What to produce: Look through the data below, tally the lines where "Пошук" occurs, and write the total alone.

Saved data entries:
==================================================

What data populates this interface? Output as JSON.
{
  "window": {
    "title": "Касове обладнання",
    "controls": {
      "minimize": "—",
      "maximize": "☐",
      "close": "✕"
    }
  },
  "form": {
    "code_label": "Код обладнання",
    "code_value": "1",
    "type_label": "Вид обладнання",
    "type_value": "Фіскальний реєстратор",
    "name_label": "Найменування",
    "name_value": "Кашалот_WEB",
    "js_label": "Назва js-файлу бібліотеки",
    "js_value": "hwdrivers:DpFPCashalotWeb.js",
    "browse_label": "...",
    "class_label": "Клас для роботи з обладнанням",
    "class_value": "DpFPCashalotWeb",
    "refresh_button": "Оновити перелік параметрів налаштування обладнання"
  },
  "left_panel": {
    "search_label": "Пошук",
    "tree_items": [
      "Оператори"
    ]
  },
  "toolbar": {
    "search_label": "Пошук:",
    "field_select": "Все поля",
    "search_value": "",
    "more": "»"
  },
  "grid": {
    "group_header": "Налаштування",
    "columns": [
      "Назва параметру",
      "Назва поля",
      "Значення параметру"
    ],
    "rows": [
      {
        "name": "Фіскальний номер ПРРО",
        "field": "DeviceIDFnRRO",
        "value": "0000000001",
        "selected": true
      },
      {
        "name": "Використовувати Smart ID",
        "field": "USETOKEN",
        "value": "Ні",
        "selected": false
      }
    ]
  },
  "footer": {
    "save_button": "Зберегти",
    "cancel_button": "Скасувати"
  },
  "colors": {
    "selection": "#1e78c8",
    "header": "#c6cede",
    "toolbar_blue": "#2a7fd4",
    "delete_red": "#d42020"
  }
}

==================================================

Response for this exercise: 2